NEW YORK (Reuters) - A U.S. judge on Tuesday cleared the way for a trial against a former Guantanamo Bay prisoner by rejecting arguments that his five years of detention by American authorities before entering civilian courts had violated his right to a speedy trial.
Ahmed Khalfan Ghailani, a Tanzanian, is charged with conspiring in the 1998 bombings of U.S. embassies in Tanzania and Kenya that killed 224 people.
Prosecutors say he worked as a bodyguard for Osama bin Laden, mastermind of the September 11, 2001 aerial attacks on the United States, and as a document forger.
He is the only detainee so far to be transferred to the United States from the U.S. military prison at Guantanamo Bay, Cuba, for trial in a civilian court.
His lawyers had argued that two years in CIA custody and three more at Guantanamo kept Ghailani from standing trial for far too long, violating his constitutional right to a speedy trial.
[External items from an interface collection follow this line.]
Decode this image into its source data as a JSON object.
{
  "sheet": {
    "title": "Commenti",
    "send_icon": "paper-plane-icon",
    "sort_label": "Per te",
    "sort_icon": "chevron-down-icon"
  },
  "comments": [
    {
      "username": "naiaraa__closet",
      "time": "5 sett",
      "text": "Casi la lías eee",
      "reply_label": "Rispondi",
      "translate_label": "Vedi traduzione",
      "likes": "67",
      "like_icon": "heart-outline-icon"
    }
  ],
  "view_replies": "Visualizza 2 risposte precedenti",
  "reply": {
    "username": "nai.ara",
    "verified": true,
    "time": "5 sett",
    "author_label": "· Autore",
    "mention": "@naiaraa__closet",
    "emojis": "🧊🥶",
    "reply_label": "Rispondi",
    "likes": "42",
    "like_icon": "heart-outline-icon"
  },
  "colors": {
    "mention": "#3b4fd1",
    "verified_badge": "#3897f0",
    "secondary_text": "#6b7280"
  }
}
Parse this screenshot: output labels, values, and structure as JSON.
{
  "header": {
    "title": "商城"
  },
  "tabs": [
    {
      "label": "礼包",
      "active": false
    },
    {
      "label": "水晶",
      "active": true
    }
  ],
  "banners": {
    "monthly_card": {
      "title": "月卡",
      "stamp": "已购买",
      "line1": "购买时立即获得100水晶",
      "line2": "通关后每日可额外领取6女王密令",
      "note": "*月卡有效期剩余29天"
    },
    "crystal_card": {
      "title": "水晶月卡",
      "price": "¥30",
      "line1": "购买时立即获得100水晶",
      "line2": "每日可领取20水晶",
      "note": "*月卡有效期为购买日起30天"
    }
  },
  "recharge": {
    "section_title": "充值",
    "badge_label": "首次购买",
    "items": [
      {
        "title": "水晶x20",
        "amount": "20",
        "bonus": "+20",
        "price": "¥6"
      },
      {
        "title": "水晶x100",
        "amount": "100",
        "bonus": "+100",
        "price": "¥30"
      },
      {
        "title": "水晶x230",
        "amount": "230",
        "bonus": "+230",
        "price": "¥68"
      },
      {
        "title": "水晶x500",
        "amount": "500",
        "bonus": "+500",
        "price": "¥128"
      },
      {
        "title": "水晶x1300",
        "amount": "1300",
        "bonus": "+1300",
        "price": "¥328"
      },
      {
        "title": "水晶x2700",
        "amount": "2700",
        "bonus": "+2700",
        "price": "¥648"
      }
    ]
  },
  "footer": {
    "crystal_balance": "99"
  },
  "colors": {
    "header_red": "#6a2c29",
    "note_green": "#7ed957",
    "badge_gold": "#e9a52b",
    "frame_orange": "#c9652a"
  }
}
They wanted the indictment dismissed.
U.S. District Court Judge Lewis Kaplan, however, said in the 48-page ruling the CIA detention time was justified by national security considerations, and officials have said Ghailani provided valuable intelligence under interrogation.
The judge also ruled Ghailani's ensuing stint at Guantanamo from September 2006 to June 2009 was not a violation of his rights because he was then considered an enemy combatant, a status carrying fewer defendant rights.
Kaplan said the U.S. government had wanted Ghailani to be prosecuted by a military commission but later changed course and decided to pursue the case in civilian court.
He was then pressed with civilian criminal charges and taken to a Manhattan detention center to await trial.
"There is no evidence that the government ever acted in bad faith to gain a tactical advantage over or to prejudice Ghailani with respect to his defense of this indictment," Kaplan said.
Lawyers representing Ghailani declined to comment.
He was captured in July 2004, court documents said, and detained by the CIA at a secret location.
Ghailani's lawyers have argued he was subjected to "enhanced" interrogation techniques by the CIA, which amount to being tortured, they said, and which left him with permanent emotional scarring.
His trial is due to begin in Manhattan federal court on September 27. He has pleaded not guilty and faces life in prison if convicted.
(Reporting by Basil Katz; Editing by Daniel Trotta and Eric Walsh)